Here’s another of those ideas that are so fundamental that you should always keep them in mind when dealing with an Oracle database.
The fundamental strategy embedded in the optimizer is based on just two key points:
- How much data are you after.
- Where did you put it.
If you “tune” SQL by fiddling with it until it goes fast enough then you’ve missed the point and you’re wasting time.
If you start your tuning exercise by thinking about how much data you’re supposed to collect and how randomly scattered it is, then you’re going to minimise the time you spend working out the best way of acquiring that data efficiently.
[The Philosophy Series]
There are some ideas about Oracle that are so fundamental that they should be lodged in your brain and floating behind your eyes whenever you want to investigate SQL performance problems. Here’s one of them:
Histograms and bind variables exist for diametrically opposed reasons – they won’t work well together without help.
You use bind variables because you want everyone to share the same child cursor for an SQL statement because that statement is going to be used very frequently, everyone is going to do the same (small) amount of work with it, the same execution plan should be ideal for everyone, and you don’t want to re-optimise it every time you use it because the overheads for optimisation would probably be greater than the resources need to run the statement. Typically we want to make great (but not exclusive) use of bind variables in OLTP systems.
You create histograms because statements that are virtually identical do enormously different amounts of work, need different execution plans, and the work done in optimising is tiny compared to the work done by the statements, and getting the wrong execution plan would lead to a huge waste of resources.
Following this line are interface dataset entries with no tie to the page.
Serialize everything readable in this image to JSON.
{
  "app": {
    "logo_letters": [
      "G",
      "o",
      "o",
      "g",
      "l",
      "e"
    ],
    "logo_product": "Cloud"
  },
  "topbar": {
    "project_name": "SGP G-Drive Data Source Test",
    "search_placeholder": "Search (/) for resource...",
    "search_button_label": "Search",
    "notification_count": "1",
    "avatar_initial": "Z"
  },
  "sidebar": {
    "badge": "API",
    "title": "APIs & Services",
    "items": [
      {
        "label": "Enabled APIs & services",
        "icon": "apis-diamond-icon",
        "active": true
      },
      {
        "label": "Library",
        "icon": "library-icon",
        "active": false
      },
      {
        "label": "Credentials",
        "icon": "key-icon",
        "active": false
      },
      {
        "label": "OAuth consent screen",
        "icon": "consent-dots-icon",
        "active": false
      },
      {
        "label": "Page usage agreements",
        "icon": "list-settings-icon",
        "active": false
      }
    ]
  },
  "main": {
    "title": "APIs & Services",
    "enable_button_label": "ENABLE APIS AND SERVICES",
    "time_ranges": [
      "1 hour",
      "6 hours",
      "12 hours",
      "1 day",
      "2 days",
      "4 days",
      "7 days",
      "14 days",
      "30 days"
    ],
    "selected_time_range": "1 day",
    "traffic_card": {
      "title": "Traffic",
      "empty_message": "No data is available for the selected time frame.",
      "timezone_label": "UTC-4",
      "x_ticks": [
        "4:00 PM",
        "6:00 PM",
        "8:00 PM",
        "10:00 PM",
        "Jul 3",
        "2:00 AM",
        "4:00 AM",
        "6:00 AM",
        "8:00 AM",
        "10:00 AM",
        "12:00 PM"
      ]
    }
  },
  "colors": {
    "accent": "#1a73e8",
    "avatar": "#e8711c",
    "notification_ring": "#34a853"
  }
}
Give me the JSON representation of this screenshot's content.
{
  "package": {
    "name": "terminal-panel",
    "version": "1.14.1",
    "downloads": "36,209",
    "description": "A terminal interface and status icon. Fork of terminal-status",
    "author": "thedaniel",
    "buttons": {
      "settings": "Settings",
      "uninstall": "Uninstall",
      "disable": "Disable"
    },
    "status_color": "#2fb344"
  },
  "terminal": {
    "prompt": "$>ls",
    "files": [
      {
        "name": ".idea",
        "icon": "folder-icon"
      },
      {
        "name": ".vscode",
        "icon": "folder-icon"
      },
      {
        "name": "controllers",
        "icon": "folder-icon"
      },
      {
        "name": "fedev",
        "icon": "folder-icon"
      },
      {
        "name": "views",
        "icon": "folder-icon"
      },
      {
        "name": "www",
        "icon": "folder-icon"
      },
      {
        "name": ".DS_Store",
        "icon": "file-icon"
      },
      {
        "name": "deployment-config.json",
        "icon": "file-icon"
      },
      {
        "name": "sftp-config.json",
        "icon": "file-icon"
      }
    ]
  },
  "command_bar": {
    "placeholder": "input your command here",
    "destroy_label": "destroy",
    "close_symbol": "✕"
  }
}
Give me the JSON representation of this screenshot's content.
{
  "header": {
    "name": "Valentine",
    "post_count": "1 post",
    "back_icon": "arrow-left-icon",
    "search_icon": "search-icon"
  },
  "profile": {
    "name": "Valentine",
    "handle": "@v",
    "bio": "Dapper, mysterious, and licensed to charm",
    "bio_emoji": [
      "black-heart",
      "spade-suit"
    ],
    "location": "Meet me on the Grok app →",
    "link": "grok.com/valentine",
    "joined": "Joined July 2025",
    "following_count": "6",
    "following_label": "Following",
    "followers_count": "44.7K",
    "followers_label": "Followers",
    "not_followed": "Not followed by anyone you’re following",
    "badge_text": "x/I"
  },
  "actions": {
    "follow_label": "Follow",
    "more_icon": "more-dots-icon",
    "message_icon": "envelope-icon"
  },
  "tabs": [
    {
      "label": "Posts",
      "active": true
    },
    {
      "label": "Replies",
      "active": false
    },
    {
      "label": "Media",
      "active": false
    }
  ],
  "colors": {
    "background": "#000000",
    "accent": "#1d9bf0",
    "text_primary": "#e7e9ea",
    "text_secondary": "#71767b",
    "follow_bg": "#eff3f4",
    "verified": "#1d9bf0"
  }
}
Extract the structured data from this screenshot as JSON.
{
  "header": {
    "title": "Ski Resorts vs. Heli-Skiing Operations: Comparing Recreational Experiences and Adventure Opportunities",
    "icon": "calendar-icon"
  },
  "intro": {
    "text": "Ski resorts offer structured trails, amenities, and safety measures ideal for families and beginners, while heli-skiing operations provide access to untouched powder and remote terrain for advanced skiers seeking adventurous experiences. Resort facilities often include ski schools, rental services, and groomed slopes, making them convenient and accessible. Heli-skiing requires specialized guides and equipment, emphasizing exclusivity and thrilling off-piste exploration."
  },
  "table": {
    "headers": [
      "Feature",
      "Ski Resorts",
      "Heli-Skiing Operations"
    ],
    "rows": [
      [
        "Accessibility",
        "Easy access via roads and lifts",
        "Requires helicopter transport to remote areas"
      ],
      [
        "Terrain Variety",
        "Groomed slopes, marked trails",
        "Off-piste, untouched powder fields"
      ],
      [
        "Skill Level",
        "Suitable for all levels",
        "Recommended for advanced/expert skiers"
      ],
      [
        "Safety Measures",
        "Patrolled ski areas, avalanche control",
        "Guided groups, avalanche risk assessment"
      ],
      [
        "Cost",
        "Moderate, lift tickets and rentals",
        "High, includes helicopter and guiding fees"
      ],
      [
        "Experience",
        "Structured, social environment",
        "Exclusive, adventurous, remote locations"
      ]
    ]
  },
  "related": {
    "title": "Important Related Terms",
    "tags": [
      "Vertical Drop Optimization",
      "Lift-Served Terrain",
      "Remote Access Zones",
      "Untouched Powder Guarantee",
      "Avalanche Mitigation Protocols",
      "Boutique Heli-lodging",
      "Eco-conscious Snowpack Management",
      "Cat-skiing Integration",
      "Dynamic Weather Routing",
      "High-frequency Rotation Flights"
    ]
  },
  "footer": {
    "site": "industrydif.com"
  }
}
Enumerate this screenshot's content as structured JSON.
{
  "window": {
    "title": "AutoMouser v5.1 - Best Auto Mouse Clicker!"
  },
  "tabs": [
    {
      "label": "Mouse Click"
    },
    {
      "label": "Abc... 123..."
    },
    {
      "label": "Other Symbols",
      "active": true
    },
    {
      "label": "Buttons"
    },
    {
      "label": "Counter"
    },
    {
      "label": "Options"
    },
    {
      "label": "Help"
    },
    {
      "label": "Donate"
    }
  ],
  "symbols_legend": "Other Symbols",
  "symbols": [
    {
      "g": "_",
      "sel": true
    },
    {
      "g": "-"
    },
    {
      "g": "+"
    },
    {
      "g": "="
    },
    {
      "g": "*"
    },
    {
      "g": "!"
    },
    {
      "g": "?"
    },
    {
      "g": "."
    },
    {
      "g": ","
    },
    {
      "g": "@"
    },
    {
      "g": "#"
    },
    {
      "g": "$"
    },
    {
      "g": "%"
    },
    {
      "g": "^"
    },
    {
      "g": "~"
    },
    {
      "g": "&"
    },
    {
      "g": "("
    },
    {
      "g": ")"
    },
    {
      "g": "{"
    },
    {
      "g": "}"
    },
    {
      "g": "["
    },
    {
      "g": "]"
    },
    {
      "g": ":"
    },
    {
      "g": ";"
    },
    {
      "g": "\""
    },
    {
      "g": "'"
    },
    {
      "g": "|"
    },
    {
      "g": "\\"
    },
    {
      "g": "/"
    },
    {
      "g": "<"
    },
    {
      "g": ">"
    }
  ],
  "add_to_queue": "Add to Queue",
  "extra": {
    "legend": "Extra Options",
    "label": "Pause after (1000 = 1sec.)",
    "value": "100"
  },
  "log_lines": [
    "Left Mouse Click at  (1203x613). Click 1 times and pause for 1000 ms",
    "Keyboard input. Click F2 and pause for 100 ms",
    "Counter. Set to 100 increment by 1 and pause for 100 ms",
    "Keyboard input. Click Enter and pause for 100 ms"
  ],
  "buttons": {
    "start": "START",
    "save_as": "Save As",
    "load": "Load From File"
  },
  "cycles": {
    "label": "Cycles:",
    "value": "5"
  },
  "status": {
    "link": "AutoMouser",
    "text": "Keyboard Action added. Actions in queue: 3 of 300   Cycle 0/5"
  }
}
Typically you need to generate histograms in data warehouse or decision support systems where the queries can be brutal and expensive.
Spot the contradiction – one technology is supposed to give you one plan that everyone uses; the other technology is supposed to give each individual the plan that’s best for them.
Remember that and you will remember to be cautious about sticking histograms into OLTP systems, and won’t be tempted to turn absolutely every literal into a bind variable.
Footnote: It seems that this article should have been called “Philosophy – 2” because I’ve just rediscovered a short note called “Philosophy”
[The Philosophy Series]
I’ve finally found out why I seem to disagree with Don Burleson more frequently that I do with other people on the internet.
From a recent OTN thread:
Me: “you’re supposed to design a theory to match the facts, not select the facts to match the theory.”
Burleson: “I think it’s the other way around, Jonathan, the scientific method requires that you start with a hypothesis.”
So that’s my problem – I let the facts stand in the way of a perfectly nice theory.
[The Philosophy Series]
This is a note that I wrote for the Northern California Oracle User Group a few months ago. It was published in the February issue of the magazine in the section “Ask the Oracles”, an interesting and innovative section that I first contributed to in August 2006 with a note on hints.
A quotation from Leslie Lamport in “Specifying Systems” (ISBN 0-321-14306-X):
The hardest part of writing a specification is choosing the proper abstraction. I can teach you about TLA+, so expressing an abstract view of a system as a TLA+ specification becomes a straightforward task. But I don’t know how to teach you about abstraction. A good engineer knows how to abstract the essence of a system and suppress the unimportant details when specifying and designing it. The art of abstraction is learned only through experience.
With a little mangling, this is a sentiment that seems to be appropriate to the art of trouble-shooting.
I can tell you all sorts of things about the way Oracle works, and describe various ways of making best use of the database engine, but (apart from the trivial cases – like missing indexes, or massively undersized memory, or silly numbers of disks) I can’t tell you how to look at a set of symptoms and extract the essence of the problem; I can’t tell you how to suppress the unimportant details and expose the root cause of the most important issue. It’s a skill that gets honed with experience.
Fortunately, unlike the analyst or designer, you don’t have to wait for the experience to come to you; you can construct examples that generate intersting symptoms, then start playing them off against each other to see how problems interfere with each other, and how symptoms overlap, but can still be differentiated. This is a thought I’ll come back to again.
[The Philsophy Series]